You are currently viewing the printable version of this article, to return to the normal page, please click here.

LETTER TO THE EDITOR: Cuba’s conviction of U.S. citizen likely a ploy

Question of the Day

Should Congress make English the official language of the U.S.?

View results

Earlier this month, U.S. Agency for International Development subcontractor Alan Gross was sentenced by a Cuban court to 15 years in prison for "crimes against the state." Mr. Gross' attorney, Peter J. Kahn, concluded in February that his client was caught in the middle of a long-standing political dispute between Cuba and the United States. I agree.

The freeing of Oscar Elias Biscet from prison on March 11 is connected to the Gross case. Mr. Biscet is a leading political prisoner in Cuba who served more than 11 years in prison for his steadfast advocacy of peaceful opposition to the communist regime. It seems likely the Cuban authorities could be trying to link Gross' ultimate fate to the freeing of the five Cuban intelligence agents who were convicted of espionage in 2001 by U.S. courts. This would be pure blackmail, making Mr. Gross a hostage.

On the other hand, if Cuba releases Mr. Gross on humanitarian grounds, it likely will be in an effort to score brownie points with the U.S. government. It might argue that the freeing of Mr. Gross and Mr. Biscet should lead to the lifting of the U.S. trade embargo and travel restrictions against Cuba at a time when the Cuban economy is in shambles.

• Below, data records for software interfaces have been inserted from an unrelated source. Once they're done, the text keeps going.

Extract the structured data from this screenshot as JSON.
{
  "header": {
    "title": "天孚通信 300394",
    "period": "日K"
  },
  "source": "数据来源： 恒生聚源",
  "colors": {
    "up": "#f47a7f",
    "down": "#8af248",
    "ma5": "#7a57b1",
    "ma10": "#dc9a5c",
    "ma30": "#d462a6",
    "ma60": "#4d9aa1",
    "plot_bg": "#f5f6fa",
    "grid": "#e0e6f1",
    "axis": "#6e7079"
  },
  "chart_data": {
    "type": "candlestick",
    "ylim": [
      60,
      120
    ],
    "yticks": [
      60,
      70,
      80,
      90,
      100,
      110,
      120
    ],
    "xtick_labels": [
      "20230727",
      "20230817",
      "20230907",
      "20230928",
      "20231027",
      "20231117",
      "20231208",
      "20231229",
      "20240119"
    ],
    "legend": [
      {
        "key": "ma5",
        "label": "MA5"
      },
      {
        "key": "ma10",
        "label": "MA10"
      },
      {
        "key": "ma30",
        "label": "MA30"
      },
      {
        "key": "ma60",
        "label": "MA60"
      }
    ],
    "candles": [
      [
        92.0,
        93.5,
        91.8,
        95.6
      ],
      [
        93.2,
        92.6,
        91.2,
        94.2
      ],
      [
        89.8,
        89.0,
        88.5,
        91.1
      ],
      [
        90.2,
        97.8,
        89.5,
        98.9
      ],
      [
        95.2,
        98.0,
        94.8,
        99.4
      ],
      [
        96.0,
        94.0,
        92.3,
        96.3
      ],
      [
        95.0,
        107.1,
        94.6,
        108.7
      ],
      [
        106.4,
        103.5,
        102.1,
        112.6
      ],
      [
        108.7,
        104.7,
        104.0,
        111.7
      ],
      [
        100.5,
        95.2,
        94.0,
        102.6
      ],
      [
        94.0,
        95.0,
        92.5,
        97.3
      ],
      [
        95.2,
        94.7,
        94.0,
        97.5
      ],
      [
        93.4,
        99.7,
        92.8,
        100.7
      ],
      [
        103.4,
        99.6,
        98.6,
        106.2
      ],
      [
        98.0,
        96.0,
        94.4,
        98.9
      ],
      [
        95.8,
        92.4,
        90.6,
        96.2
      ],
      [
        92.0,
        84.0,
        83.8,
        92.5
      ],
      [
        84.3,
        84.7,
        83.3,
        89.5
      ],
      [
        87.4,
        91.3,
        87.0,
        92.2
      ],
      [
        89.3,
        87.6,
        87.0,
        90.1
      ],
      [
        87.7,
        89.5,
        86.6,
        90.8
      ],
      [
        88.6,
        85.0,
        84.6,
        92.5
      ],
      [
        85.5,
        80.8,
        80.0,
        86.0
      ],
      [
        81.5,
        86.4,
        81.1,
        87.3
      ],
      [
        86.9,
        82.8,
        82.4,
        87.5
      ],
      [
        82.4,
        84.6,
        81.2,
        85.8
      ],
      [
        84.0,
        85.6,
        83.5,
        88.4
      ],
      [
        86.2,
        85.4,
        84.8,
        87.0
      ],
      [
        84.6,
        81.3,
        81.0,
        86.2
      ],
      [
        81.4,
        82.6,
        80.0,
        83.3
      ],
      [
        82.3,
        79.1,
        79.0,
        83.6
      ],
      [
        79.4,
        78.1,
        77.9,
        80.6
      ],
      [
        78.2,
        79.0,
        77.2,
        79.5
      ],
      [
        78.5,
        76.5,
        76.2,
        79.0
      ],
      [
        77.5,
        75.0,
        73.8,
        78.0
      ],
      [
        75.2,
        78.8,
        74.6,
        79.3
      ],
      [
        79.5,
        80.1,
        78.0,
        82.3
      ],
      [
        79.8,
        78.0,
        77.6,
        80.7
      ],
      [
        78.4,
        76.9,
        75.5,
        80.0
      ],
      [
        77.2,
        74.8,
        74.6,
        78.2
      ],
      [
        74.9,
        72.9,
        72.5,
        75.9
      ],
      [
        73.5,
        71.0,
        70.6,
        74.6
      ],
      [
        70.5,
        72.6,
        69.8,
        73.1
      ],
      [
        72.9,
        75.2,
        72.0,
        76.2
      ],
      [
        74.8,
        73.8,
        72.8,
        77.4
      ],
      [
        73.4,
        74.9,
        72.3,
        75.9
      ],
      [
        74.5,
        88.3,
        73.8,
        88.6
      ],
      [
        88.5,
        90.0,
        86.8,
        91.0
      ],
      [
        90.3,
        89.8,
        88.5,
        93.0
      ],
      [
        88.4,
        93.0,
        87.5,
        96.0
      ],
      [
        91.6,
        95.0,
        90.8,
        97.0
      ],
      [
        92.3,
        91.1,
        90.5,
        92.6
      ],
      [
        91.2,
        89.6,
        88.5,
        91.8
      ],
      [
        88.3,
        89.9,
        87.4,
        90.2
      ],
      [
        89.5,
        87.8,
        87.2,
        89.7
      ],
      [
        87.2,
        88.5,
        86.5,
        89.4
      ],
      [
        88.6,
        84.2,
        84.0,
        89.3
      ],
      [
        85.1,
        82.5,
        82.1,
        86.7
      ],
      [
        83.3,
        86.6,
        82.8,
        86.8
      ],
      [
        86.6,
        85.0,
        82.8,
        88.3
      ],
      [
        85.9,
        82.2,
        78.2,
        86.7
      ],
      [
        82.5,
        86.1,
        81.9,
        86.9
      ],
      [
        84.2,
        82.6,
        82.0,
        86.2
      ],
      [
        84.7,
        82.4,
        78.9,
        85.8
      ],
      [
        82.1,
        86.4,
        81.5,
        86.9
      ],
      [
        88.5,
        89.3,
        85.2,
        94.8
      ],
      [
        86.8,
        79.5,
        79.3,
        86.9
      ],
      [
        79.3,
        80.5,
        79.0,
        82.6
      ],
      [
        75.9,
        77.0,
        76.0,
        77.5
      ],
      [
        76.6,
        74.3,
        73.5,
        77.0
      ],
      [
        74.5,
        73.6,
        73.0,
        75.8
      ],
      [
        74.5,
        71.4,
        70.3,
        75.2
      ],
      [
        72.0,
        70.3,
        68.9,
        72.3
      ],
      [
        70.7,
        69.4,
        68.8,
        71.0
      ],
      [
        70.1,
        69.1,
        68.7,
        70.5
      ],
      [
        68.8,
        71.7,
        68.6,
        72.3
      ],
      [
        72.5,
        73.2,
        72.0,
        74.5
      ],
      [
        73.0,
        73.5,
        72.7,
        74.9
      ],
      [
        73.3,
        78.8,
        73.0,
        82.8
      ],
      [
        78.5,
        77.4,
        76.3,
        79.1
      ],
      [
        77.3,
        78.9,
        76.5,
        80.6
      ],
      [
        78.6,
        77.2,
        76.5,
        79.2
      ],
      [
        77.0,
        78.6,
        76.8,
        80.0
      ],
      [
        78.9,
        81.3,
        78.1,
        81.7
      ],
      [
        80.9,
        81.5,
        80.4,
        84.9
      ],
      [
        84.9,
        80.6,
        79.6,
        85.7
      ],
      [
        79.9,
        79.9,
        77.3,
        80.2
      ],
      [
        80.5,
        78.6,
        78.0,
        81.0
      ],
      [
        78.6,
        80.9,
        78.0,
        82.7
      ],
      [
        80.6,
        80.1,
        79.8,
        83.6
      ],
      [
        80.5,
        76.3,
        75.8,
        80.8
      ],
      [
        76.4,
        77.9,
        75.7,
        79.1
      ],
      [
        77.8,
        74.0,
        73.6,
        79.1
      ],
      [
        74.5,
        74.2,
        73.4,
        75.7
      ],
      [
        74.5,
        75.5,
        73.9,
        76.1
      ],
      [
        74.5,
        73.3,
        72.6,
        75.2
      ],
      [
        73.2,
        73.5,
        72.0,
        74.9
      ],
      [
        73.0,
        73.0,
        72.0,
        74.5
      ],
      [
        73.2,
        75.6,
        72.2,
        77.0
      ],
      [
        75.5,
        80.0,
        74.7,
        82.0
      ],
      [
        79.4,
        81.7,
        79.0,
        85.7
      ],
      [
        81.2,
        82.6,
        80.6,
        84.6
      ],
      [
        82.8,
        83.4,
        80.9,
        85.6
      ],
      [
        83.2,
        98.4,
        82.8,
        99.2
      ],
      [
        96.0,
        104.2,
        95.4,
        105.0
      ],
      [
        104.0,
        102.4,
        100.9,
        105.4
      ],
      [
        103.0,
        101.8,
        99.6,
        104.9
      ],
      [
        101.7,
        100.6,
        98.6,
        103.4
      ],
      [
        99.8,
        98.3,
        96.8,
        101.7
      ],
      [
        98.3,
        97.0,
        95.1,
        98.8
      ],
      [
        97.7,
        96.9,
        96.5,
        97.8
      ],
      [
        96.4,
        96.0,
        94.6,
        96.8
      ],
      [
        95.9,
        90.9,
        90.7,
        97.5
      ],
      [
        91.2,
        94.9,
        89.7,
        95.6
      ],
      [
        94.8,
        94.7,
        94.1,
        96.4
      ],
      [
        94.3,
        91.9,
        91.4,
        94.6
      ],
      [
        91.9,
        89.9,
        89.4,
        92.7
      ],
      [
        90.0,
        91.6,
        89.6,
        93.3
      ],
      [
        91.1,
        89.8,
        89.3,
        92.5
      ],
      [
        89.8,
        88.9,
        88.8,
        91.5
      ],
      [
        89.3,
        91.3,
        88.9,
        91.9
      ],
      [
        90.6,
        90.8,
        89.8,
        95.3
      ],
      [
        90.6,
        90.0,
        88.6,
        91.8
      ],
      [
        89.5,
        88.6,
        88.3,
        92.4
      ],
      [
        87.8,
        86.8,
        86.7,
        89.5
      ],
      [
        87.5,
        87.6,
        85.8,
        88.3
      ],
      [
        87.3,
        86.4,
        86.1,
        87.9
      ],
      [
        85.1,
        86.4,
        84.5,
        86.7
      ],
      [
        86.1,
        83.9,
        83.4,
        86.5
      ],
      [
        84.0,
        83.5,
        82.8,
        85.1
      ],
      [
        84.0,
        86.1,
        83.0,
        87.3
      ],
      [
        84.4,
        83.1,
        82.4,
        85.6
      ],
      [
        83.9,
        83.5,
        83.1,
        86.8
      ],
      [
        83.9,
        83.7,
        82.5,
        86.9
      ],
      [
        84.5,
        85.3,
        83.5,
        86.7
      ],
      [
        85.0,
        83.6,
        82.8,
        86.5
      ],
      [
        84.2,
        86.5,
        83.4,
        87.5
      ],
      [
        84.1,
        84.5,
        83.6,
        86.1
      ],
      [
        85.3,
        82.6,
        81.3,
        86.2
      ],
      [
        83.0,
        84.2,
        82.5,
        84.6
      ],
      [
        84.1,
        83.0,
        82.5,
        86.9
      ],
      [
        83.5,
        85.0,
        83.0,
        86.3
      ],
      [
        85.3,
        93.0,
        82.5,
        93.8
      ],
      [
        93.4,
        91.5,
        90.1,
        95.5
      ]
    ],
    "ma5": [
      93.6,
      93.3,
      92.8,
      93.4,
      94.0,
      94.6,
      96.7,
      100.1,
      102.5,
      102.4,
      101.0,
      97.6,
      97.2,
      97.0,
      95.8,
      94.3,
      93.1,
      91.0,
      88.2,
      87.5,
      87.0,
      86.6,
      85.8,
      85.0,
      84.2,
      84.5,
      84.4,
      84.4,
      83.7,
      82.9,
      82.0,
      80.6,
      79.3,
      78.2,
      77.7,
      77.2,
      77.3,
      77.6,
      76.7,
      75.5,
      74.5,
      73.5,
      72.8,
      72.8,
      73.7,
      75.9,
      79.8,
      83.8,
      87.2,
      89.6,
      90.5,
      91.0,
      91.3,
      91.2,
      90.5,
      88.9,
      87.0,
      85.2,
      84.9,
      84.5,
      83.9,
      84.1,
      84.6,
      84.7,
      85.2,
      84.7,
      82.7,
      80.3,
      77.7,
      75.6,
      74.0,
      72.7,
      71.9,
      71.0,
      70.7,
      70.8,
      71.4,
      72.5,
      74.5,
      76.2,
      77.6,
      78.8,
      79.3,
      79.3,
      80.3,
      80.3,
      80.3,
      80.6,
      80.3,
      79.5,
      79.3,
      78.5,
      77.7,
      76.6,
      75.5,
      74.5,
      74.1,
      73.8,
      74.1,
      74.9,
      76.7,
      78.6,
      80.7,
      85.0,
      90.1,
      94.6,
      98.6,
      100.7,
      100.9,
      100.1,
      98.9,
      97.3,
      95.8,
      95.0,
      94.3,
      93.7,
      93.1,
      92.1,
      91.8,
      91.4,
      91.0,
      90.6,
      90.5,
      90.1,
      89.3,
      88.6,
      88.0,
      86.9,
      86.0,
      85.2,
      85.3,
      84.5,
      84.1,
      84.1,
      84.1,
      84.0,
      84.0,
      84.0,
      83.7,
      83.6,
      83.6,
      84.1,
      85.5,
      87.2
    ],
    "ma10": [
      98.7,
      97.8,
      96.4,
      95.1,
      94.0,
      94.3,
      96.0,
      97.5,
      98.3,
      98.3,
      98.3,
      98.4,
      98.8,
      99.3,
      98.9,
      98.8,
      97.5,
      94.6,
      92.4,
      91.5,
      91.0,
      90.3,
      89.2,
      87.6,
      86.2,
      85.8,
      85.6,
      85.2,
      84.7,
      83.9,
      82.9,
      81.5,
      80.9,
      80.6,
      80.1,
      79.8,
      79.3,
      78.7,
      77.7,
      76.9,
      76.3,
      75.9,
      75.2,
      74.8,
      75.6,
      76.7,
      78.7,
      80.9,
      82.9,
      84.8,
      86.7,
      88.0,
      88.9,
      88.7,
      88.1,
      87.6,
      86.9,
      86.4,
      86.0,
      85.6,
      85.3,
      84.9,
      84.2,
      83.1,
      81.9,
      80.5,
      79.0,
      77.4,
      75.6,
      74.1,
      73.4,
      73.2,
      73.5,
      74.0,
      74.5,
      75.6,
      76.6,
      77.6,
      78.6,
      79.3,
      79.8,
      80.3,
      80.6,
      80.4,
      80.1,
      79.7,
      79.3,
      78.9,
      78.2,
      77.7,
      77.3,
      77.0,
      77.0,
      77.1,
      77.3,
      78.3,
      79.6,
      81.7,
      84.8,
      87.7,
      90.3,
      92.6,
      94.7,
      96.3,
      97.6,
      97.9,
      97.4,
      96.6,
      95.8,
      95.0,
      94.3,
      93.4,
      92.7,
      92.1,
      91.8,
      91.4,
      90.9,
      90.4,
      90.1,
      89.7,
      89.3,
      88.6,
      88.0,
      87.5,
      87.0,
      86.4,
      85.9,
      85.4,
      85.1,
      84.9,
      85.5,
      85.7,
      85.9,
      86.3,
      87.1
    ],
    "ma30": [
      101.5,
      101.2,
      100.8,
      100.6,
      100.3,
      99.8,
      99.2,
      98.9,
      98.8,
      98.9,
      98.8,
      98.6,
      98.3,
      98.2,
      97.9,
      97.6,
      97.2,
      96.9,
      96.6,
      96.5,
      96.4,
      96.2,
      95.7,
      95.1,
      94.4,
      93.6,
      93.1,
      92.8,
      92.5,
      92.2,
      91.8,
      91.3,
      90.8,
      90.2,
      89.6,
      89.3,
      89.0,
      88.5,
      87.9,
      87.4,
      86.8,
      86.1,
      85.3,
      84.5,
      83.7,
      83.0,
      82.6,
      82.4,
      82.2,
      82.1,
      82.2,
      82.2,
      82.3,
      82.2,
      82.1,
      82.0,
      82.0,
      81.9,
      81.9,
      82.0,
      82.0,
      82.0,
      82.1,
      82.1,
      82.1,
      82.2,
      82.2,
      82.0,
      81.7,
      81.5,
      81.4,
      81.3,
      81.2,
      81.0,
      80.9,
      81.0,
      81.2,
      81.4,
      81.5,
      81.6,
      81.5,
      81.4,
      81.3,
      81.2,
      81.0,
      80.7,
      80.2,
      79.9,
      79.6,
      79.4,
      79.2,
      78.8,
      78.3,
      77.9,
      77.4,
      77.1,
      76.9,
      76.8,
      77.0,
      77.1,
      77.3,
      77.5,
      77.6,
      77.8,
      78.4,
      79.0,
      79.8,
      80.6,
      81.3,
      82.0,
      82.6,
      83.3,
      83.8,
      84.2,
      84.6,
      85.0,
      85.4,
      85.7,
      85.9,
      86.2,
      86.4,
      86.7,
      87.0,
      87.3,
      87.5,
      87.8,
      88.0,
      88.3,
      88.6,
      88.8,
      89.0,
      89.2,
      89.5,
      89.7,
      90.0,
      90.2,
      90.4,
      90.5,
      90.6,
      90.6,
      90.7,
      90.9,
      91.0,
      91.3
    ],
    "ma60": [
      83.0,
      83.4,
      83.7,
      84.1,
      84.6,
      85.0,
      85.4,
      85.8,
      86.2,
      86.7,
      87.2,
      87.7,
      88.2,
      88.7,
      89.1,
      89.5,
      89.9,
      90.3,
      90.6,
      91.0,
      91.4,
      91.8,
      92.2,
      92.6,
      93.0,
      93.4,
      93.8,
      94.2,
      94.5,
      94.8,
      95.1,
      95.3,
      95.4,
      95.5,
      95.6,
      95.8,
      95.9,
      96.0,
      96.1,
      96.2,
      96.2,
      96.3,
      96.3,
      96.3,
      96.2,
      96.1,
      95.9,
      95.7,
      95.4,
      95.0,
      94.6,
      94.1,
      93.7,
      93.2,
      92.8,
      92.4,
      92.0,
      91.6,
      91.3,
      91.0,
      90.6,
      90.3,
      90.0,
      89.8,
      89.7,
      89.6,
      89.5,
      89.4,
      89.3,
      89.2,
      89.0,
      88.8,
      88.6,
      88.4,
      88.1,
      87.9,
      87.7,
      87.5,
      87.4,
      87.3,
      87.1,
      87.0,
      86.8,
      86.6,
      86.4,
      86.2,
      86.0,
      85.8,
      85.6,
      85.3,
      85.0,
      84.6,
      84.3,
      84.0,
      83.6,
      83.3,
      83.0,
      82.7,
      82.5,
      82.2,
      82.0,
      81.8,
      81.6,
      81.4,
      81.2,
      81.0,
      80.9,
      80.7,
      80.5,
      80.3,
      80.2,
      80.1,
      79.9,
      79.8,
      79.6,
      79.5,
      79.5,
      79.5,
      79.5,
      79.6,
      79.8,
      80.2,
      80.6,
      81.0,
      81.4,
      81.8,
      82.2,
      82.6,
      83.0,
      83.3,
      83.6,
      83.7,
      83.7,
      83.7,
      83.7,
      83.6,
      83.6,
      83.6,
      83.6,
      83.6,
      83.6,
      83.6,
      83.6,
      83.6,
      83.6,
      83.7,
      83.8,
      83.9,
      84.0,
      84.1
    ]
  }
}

Cuban authorities are not known for making peaceful gestures without expecting something of value in return. Let's hope President Obama takes a page from their book with regard to the Gross situation.

JORGE E. PONCE

Burke, Va.

© Copyright 2014 The Washington Times, LLC. Click here for reprint permission.

Comments
blog comments powered by Disqus
TWT Video Picks
You Might Also Like
  • Maureen McDonnell looks on as her husband, former Virginia Gov. Bob McDonnell, made a statement on Tuesday after the couple was indicted on corruption charges. (associated press)

    PRUDEN: Where have the big-time grifters gone?

  • This photo taken Jan. 9, 2014,  shows New Jersey Gov. Chris Christie gesturing as he answers a question during a news conference  at the Statehouse in Trenton.  Christie will propose extending the public school calendar and lengthening the school day in a speech he hopes will help him rebound from an apparent political payback scheme orchestrated by key aides. The early front-runner for the 2016 Republican presidential nomination will make a case Tuesday Jan. 14, 2014, that children who spend more time in school graduate better prepared academically, according to excerpts of his State of the State address obtained by The Associated Press. (AP Photo/Mel Evans)

    BRUCE: Bombastic arrogance or humble determination? Chris Christie’s choice

  • ** FILE ** Secretary of State Hillary Rodham testifies on Capitol Hill in Washington, Wednesday, Jan. 23, 2013, before the Senate Foreign Relations Committee hearing on the deadly September attack on the U.S. diplomatic mission in Benghazi, Libya, that killed Ambassador J. Chris Stevens and three other Americans. (AP Photo/Pablo Martinez Monsivais, File)

    PRUDEN: The question to haunt the West

  • Get Breaking Alerts